(Records contained in a dataset)
_ _ _ _
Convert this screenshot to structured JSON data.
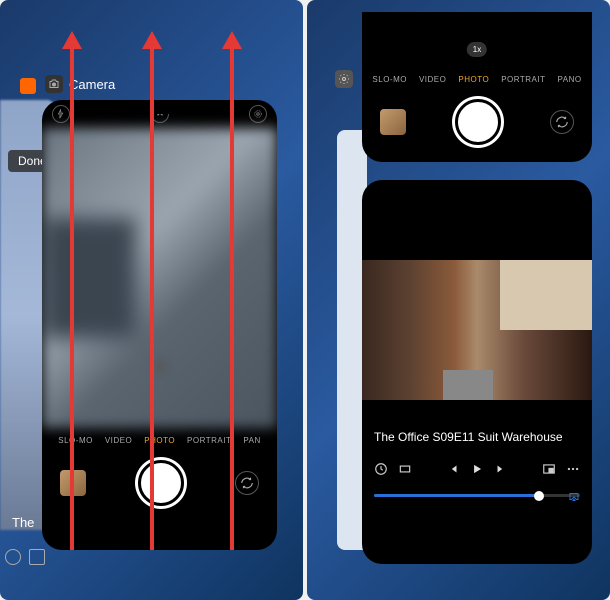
{
  "left": {
    "done_label": "Done",
    "app_name": "Camera",
    "video_title_truncated": "The",
    "camera": {
      "modes": [
        "SLO-MO",
        "VIDEO",
        "PHOTO",
        "PORTRAIT",
        "PAN"
      ],
      "active_mode": "PHOTO"
    }
  },
  "right": {
    "camera_up": {
      "zoom_label": "1x",
      "modes": [
        "SLO-MO",
        "VIDEO",
        "PHOTO",
        "PORTRAIT",
        "PANO"
      ],
      "active_mode": "PHOTO"
    },
    "video": {
      "title": "The Office S09E11 Suit Warehouse",
      "progress_percent": 80
    }
  },
  "icons": {
    "camera_app": "camera-icon",
    "flash": "flash-off-icon",
    "chevron": "chevron-up-icon",
    "live": "live-photo-icon",
    "flip": "camera-flip-icon",
    "settings": "gear-icon",
    "clock": "clock-icon",
    "aspect": "aspect-icon",
    "prev": "previous-icon",
    "play": "play-icon",
    "next": "next-icon",
    "pip": "pip-icon",
    "more": "more-icon",
    "airplay": "airplay-icon"
  }
}
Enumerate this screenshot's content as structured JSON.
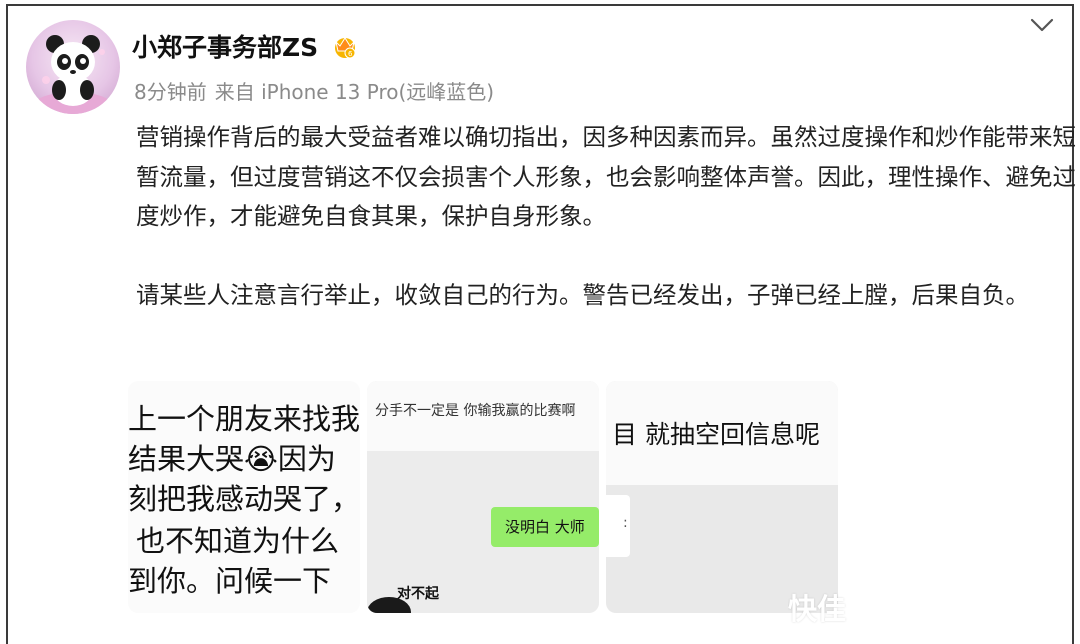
{
  "user": {
    "name": "小郑子事务部ZS",
    "time": "8分钟前",
    "source": "来自 iPhone 13 Pro(远峰蓝色)"
  },
  "post": {
    "paragraph1": "营销操作背后的最大受益者难以确切指出，因多种因素而异。虽然过度操作和炒作能带来短暂流量，但过度营销这不仅会损害个人形象，也会影响整体声誉。因此，理性操作、避免过度炒作，才能避免自食其果，保护自身形象。",
    "paragraph2": "请某些人注意言行举止，收敛自己的行为。警告已经发出，子弹已经上膛，后果自负。"
  },
  "images": [
    {
      "lines": [
        "上一个朋友来找我",
        "结果大哭😭因为",
        "刻把我感动哭了，",
        "也不知道为什么",
        "到你。问候一下"
      ]
    },
    {
      "header": "分手不一定是 你输我赢的比赛啊",
      "bubble": "没明白 大师",
      "caption": "对不起"
    },
    {
      "text": "目 就抽空回信息呢",
      "side": ":"
    }
  ],
  "watermark": "快佳",
  "icons": {
    "menu": "chevron-down-icon",
    "badge": "vip-crown-icon",
    "avatar": "panda-avatar"
  }
}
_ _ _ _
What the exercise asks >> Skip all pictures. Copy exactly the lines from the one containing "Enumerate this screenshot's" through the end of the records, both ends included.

Response >>
Enumerate this screenshot's content as structured JSON.
{
  "user": {
    "name": "小郑子事务部ZS",
    "time": "8分钟前",
    "source": "来自 iPhone 13 Pro(远峰蓝色)"
  },
  "post": {
    "paragraph1": "营销操作背后的最大受益者难以确切指出，因多种因素而异。虽然过度操作和炒作能带来短暂流量，但过度营销这不仅会损害个人形象，也会影响整体声誉。因此，理性操作、避免过度炒作，才能避免自食其果，保护自身形象。",
    "paragraph2": "请某些人注意言行举止，收敛自己的行为。警告已经发出，子弹已经上膛，后果自负。"
  },
  "images": [
    {
      "lines": [
        "上一个朋友来找我",
        "结果大哭😭因为",
        "刻把我感动哭了，",
        "也不知道为什么",
        "到你。问候一下"
      ]
    },
    {
      "header": "分手不一定是 你输我赢的比赛啊",
      "bubble": "没明白 大师",
      "caption": "对不起"
    },
    {
      "text": "目 就抽空回信息呢",
      "side": ":"
    }
  ],
  "watermark": "快佳",
  "icons": {
    "menu": "chevron-down-icon",
    "badge": "vip-crown-icon",
    "avatar": "panda-avatar"
  }
}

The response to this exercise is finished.